Japan's auto association chief sees 2014 as turning point for growth
NAGOYA -- Carmakers will play a key role in the nation's economic recovery by spurring consumers to replace more of their 75 million vehicles with newer ones, according to Japan Automobile Manufacturers Association Chairman Akio Toyoda.
"We want (2014) to be the turning point for the recovering Japanese economy, which will grow continuously year after year like a tree putting on rings," Toyoda, who is also president of Toyota Motor, told reporters.
Toyoda did temper this optimism, stressing that while "Japan's economic recovery is palpable," it is still "at the starting line."

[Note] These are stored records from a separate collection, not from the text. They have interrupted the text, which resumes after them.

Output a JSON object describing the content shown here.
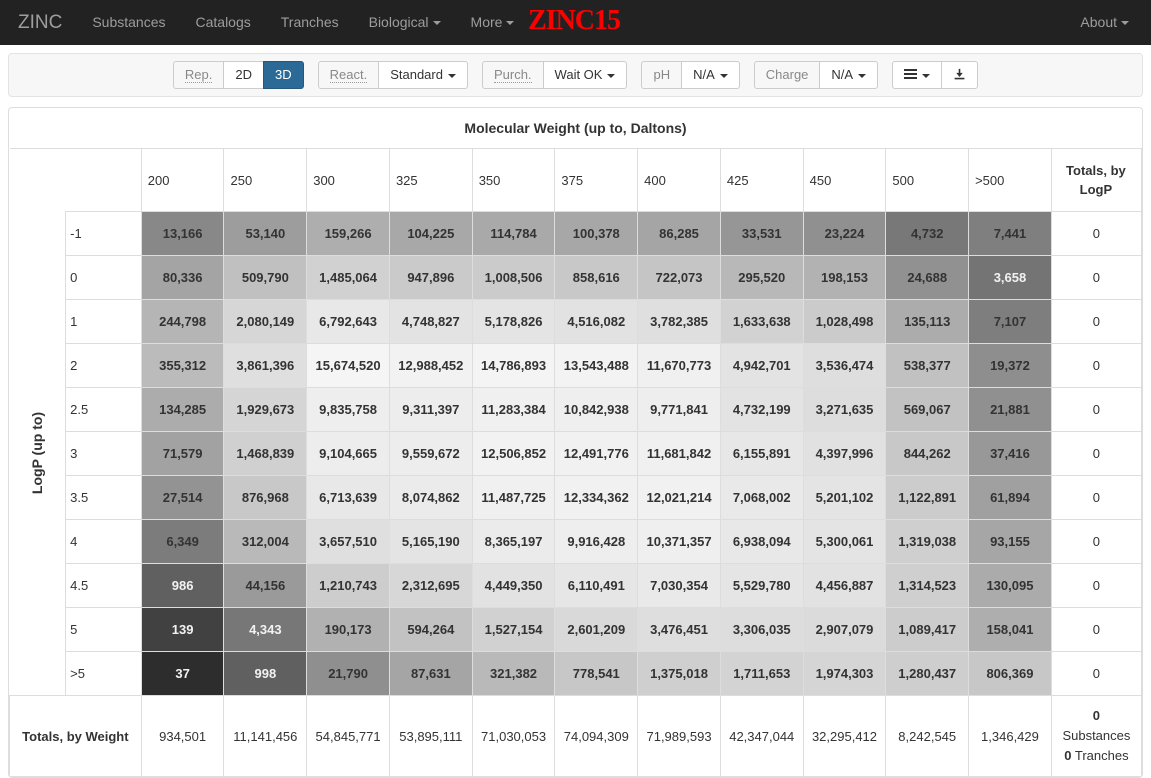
{
  "navbar": {
    "brand": "ZINC",
    "links": [
      {
        "label": "Substances",
        "caret": false
      },
      {
        "label": "Catalogs",
        "caret": false
      },
      {
        "label": "Tranches",
        "caret": false
      },
      {
        "label": "Biological",
        "caret": true
      },
      {
        "label": "More",
        "caret": true
      }
    ],
    "logo": "ZINC15",
    "right_label": "About"
  },
  "toolbar": {
    "rep_label": "Rep.",
    "rep_2d": "2D",
    "rep_3d": "3D",
    "react_label": "React.",
    "react_value": "Standard",
    "purch_label": "Purch.",
    "purch_value": "Wait OK",
    "ph_label": "pH",
    "ph_value": "N/A",
    "charge_label": "Charge",
    "charge_value": "N/A",
    "grid_icon": "grid-icon",
    "download_icon": "download-icon"
  },
  "table": {
    "supertitle": "Molecular Weight (up to, Daltons)",
    "yaxis_label": "LogP (up to)",
    "row_total_header": "Totals, by LogP",
    "col_total_label": "Totals, by Weight",
    "grand_total_value": "0",
    "grand_total_substances": "Substances",
    "grand_total_tranches_count": "0",
    "grand_total_tranches": "Tranches"
  },
  "chart_data": {
    "type": "heatmap",
    "title": "Molecular Weight (up to, Daltons)",
    "xlabel": "Molecular Weight (up to, Daltons)",
    "ylabel": "LogP (up to)",
    "categories": [
      "200",
      "250",
      "300",
      "325",
      "350",
      "375",
      "400",
      "425",
      "450",
      "500",
      ">500"
    ],
    "rows": [
      "-1",
      "0",
      "1",
      "2",
      "2.5",
      "3",
      "3.5",
      "4",
      "4.5",
      "5",
      ">5"
    ],
    "values": [
      [
        13166,
        53140,
        159266,
        104225,
        114784,
        100378,
        86285,
        33531,
        23224,
        4732,
        7441
      ],
      [
        80336,
        509790,
        1485064,
        947896,
        1008506,
        858616,
        722073,
        295520,
        198153,
        24688,
        3658
      ],
      [
        244798,
        2080149,
        6792643,
        4748827,
        5178826,
        4516082,
        3782385,
        1633638,
        1028498,
        135113,
        7107
      ],
      [
        355312,
        3861396,
        15674520,
        12988452,
        14786893,
        13543488,
        11670773,
        4942701,
        3536474,
        538377,
        19372
      ],
      [
        134285,
        1929673,
        9835758,
        9311397,
        11283384,
        10842938,
        9771841,
        4732199,
        3271635,
        569067,
        21881
      ],
      [
        71579,
        1468839,
        9104665,
        9559672,
        12506852,
        12491776,
        11681842,
        6155891,
        4397996,
        844262,
        37416
      ],
      [
        27514,
        876968,
        6713639,
        8074862,
        11487725,
        12334362,
        12021214,
        7068002,
        5201102,
        1122891,
        61894
      ],
      [
        6349,
        312004,
        3657510,
        5165190,
        8365197,
        9916428,
        10371357,
        6938094,
        5300061,
        1319038,
        93155
      ],
      [
        986,
        44156,
        1210743,
        2312695,
        4449350,
        6110491,
        7030354,
        5529780,
        4456887,
        1314523,
        130095
      ],
      [
        139,
        4343,
        190173,
        594264,
        1527154,
        2601209,
        3476451,
        3306035,
        2907079,
        1089417,
        158041
      ],
      [
        37,
        998,
        21790,
        87631,
        321382,
        778541,
        1375018,
        1711653,
        1974303,
        1280437,
        806369
      ]
    ],
    "values_formatted": [
      [
        "13,166",
        "53,140",
        "159,266",
        "104,225",
        "114,784",
        "100,378",
        "86,285",
        "33,531",
        "23,224",
        "4,732",
        "7,441"
      ],
      [
        "80,336",
        "509,790",
        "1,485,064",
        "947,896",
        "1,008,506",
        "858,616",
        "722,073",
        "295,520",
        "198,153",
        "24,688",
        "3,658"
      ],
      [
        "244,798",
        "2,080,149",
        "6,792,643",
        "4,748,827",
        "5,178,826",
        "4,516,082",
        "3,782,385",
        "1,633,638",
        "1,028,498",
        "135,113",
        "7,107"
      ],
      [
        "355,312",
        "3,861,396",
        "15,674,520",
        "12,988,452",
        "14,786,893",
        "13,543,488",
        "11,670,773",
        "4,942,701",
        "3,536,474",
        "538,377",
        "19,372"
      ],
      [
        "134,285",
        "1,929,673",
        "9,835,758",
        "9,311,397",
        "11,283,384",
        "10,842,938",
        "9,771,841",
        "4,732,199",
        "3,271,635",
        "569,067",
        "21,881"
      ],
      [
        "71,579",
        "1,468,839",
        "9,104,665",
        "9,559,672",
        "12,506,852",
        "12,491,776",
        "11,681,842",
        "6,155,891",
        "4,397,996",
        "844,262",
        "37,416"
      ],
      [
        "27,514",
        "876,968",
        "6,713,639",
        "8,074,862",
        "11,487,725",
        "12,334,362",
        "12,021,214",
        "7,068,002",
        "5,201,102",
        "1,122,891",
        "61,894"
      ],
      [
        "6,349",
        "312,004",
        "3,657,510",
        "5,165,190",
        "8,365,197",
        "9,916,428",
        "10,371,357",
        "6,938,094",
        "5,300,061",
        "1,319,038",
        "93,155"
      ],
      [
        "986",
        "44,156",
        "1,210,743",
        "2,312,695",
        "4,449,350",
        "6,110,491",
        "7,030,354",
        "5,529,780",
        "4,456,887",
        "1,314,523",
        "130,095"
      ],
      [
        "139",
        "4,343",
        "190,173",
        "594,264",
        "1,527,154",
        "2,601,209",
        "3,476,451",
        "3,306,035",
        "2,907,079",
        "1,089,417",
        "158,041"
      ],
      [
        "37",
        "998",
        "21,790",
        "87,631",
        "321,382",
        "778,541",
        "1,375,018",
        "1,711,653",
        "1,974,303",
        "1,280,437",
        "806,369"
      ]
    ],
    "row_totals": [
      "0",
      "0",
      "0",
      "0",
      "0",
      "0",
      "0",
      "0",
      "0",
      "0",
      "0"
    ],
    "column_totals": [
      "934,501",
      "11,141,456",
      "54,845,771",
      "53,895,111",
      "71,030,053",
      "74,094,309",
      "71,989,593",
      "42,347,044",
      "32,295,412",
      "8,242,545",
      "1,346,429"
    ],
    "colormap": "grayscale-log",
    "legend": "none",
    "grid": true
  }
}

Despite planned cuts to vehicle excise taxes, the consumption tax hike taking effect in April will effectively result in a higher levy on all automobiles, leading to an unavoidable dip in new-vehicle sales, he noted. Car companies will push for expanded tax incentives to promote the environmentally friendly offerings they are developing.

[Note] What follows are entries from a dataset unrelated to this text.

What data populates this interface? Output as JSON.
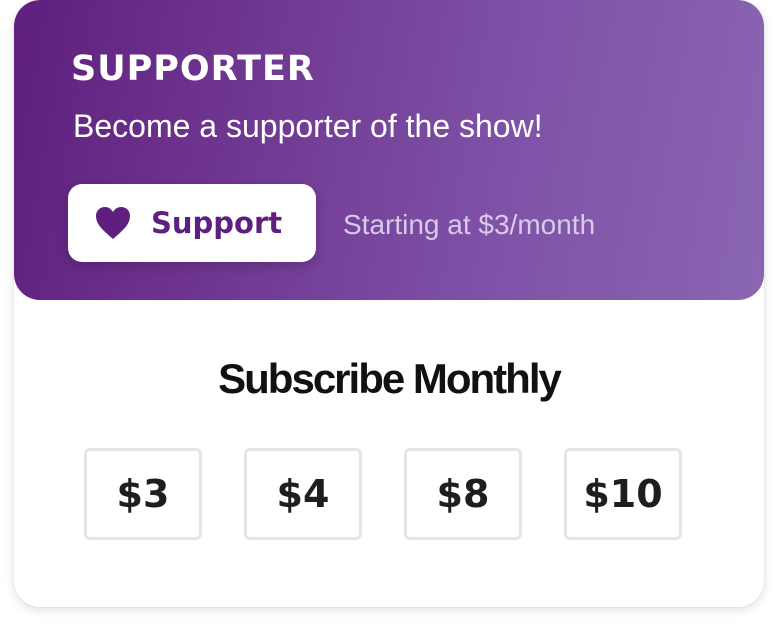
{
  "tier": {
    "title": "SUPPORTER",
    "subtitle": "Become a supporter of the show!",
    "support_button_label": "Support",
    "support_icon": "heart-icon",
    "price_note": "Starting at $3/month"
  },
  "subscribe": {
    "title": "Subscribe Monthly",
    "amounts": [
      "$3",
      "$4",
      "$8",
      "$10"
    ]
  },
  "colors": {
    "brand_purple": "#5e1f7e",
    "gradient_end": "#8a66b2",
    "note_text": "#d9c9ea",
    "amount_border": "#e3e5e8"
  }
}
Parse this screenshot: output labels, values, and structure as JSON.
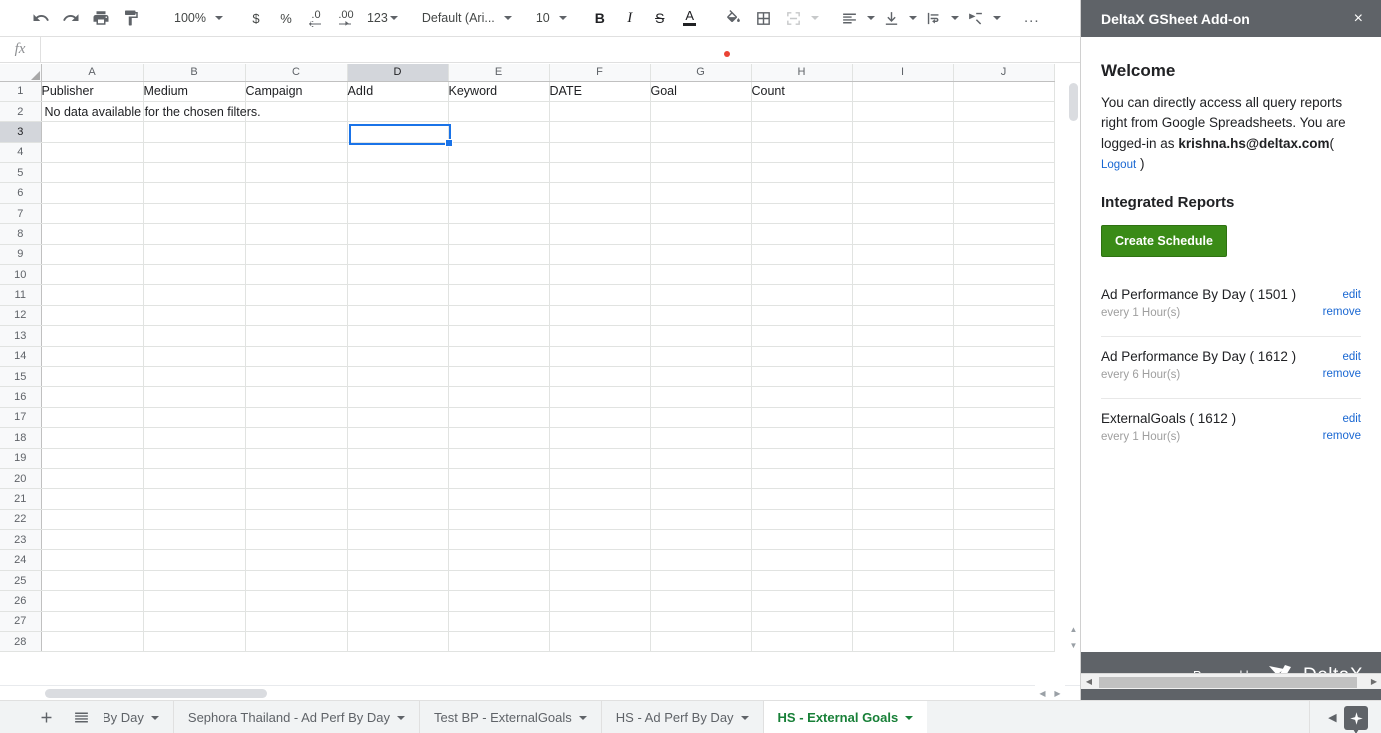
{
  "toolbar": {
    "undo": "undo-icon",
    "redo": "redo-icon",
    "print": "print-icon",
    "paint_format": "paint-format-icon",
    "zoom": "100%",
    "currency": "$",
    "percent": "%",
    "decrease_decimal": ".0",
    "increase_decimal": ".00",
    "number_format": "123",
    "font": "Default (Ari...",
    "font_size": "10",
    "bold": "B",
    "italic": "I",
    "strikethrough": "S",
    "text_color": "A",
    "more": "..."
  },
  "formula_bar": {
    "fx": "fx",
    "value": "",
    "placeholder": ""
  },
  "grid": {
    "columns": [
      "A",
      "B",
      "C",
      "D",
      "E",
      "F",
      "G",
      "H",
      "I",
      "J"
    ],
    "selected_column": "D",
    "selected_row": "3",
    "selected_cell": "D3",
    "rows": [
      "1",
      "2",
      "3",
      "4",
      "5",
      "6",
      "7",
      "8",
      "9",
      "10",
      "11",
      "12",
      "13",
      "14",
      "15",
      "16",
      "17",
      "18",
      "19",
      "20",
      "21",
      "22",
      "23",
      "24",
      "25",
      "26",
      "27",
      "28"
    ],
    "header_row": [
      "Publisher",
      "Medium",
      "Campaign",
      "AdId",
      "Keyword",
      "DATE",
      "Goal",
      "Count",
      "",
      ""
    ],
    "message_row": "No data available for the chosen filters."
  },
  "tabs": {
    "add_label": "add-sheet-icon",
    "all_sheets_label": "all-sheets-icon",
    "items": [
      {
        "label": "By Day",
        "active": false
      },
      {
        "label": "Sephora Thailand - Ad Perf By Day",
        "active": false
      },
      {
        "label": "Test BP - ExternalGoals",
        "active": false
      },
      {
        "label": "HS - Ad Perf By Day",
        "active": false
      },
      {
        "label": "HS - External Goals",
        "active": true
      }
    ],
    "prev": "prev-sheet-icon",
    "next": "next-sheet-icon",
    "explore": "explore-icon"
  },
  "addon": {
    "title": "DeltaX GSheet Add-on",
    "close": "×",
    "welcome_heading": "Welcome",
    "welcome_text_1": "You can directly access all query reports right from Google Spreadsheets. You are logged-in as ",
    "user_email": "krishna.hs@deltax.com",
    "paren_open": "( ",
    "logout": "Logout",
    "paren_close": " )",
    "section_title": "Integrated Reports",
    "create_schedule": "Create Schedule",
    "reports": [
      {
        "name": "Ad Performance By Day ( 1501 )",
        "frequency": "every 1 Hour(s)",
        "edit": "edit",
        "remove": "remove"
      },
      {
        "name": "Ad Performance By Day ( 1612 )",
        "frequency": "every 6 Hour(s)",
        "edit": "edit",
        "remove": "remove"
      },
      {
        "name": "ExternalGoals ( 1612 )",
        "frequency": "every 1 Hour(s)",
        "edit": "edit",
        "remove": "remove"
      }
    ],
    "footer_powered": "Powered by",
    "footer_brand": "DeltaX"
  },
  "colors": {
    "accent_blue": "#1a73e8",
    "green_button": "#3a8b17",
    "active_tab_green": "#188038",
    "header_gray": "#5f6368",
    "link_blue": "#1967d2",
    "red_dot": "#ea4335"
  }
}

Toyoda foresees the North American market maintaining momentum, although it "would be hard to paint a picture of rapid growth for emerging markets like that seen in the past."

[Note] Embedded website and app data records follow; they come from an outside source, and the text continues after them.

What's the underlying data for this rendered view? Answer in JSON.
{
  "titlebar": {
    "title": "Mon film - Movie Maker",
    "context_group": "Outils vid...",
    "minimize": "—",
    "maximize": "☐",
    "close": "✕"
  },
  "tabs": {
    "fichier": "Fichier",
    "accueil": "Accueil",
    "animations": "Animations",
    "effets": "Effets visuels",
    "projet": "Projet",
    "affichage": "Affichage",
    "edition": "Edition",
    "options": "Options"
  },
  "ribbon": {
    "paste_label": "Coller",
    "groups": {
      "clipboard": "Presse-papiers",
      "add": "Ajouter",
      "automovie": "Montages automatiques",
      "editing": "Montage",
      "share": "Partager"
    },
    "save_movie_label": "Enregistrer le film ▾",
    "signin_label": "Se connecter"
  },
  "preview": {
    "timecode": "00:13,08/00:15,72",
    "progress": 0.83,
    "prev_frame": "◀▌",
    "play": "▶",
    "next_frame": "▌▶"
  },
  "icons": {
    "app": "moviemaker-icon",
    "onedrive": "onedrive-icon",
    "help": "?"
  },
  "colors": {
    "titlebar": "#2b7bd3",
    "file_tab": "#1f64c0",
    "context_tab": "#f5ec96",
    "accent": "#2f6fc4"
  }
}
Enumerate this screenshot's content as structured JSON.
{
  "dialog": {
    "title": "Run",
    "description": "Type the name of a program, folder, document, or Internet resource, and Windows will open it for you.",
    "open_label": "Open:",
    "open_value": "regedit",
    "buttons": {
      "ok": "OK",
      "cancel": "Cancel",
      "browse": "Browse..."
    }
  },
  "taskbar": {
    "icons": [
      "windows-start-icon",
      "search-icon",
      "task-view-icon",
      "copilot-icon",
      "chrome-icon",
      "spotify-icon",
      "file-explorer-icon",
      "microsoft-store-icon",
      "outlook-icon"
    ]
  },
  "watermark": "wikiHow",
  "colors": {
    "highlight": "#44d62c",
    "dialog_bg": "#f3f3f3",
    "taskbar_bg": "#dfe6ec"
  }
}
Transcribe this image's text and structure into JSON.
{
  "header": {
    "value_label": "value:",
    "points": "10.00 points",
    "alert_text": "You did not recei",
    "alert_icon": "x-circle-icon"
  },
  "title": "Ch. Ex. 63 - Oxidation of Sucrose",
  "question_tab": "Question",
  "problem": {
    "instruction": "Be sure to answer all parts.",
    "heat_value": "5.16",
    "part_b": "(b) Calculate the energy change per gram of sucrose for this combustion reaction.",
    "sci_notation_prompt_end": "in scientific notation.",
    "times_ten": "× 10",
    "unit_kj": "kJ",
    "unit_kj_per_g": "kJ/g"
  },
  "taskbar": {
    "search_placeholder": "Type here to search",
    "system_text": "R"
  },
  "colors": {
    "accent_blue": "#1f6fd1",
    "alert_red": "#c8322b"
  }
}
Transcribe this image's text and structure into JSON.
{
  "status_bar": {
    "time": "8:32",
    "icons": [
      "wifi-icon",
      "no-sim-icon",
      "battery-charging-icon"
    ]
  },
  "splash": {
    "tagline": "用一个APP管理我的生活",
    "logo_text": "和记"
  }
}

"We will carefully consider what kind of cars people want, taking into account not only sales volume, but also air pollution and accident prevention," he said, emphasizing the need to accommodate the characteristics of various markets.
Toyoda also spoke enthusiastically of working to make such "next-generation mobility" technologies as self-driving and fuel-cell vehicles a reality in time for the 2020 Tokyo Olympics.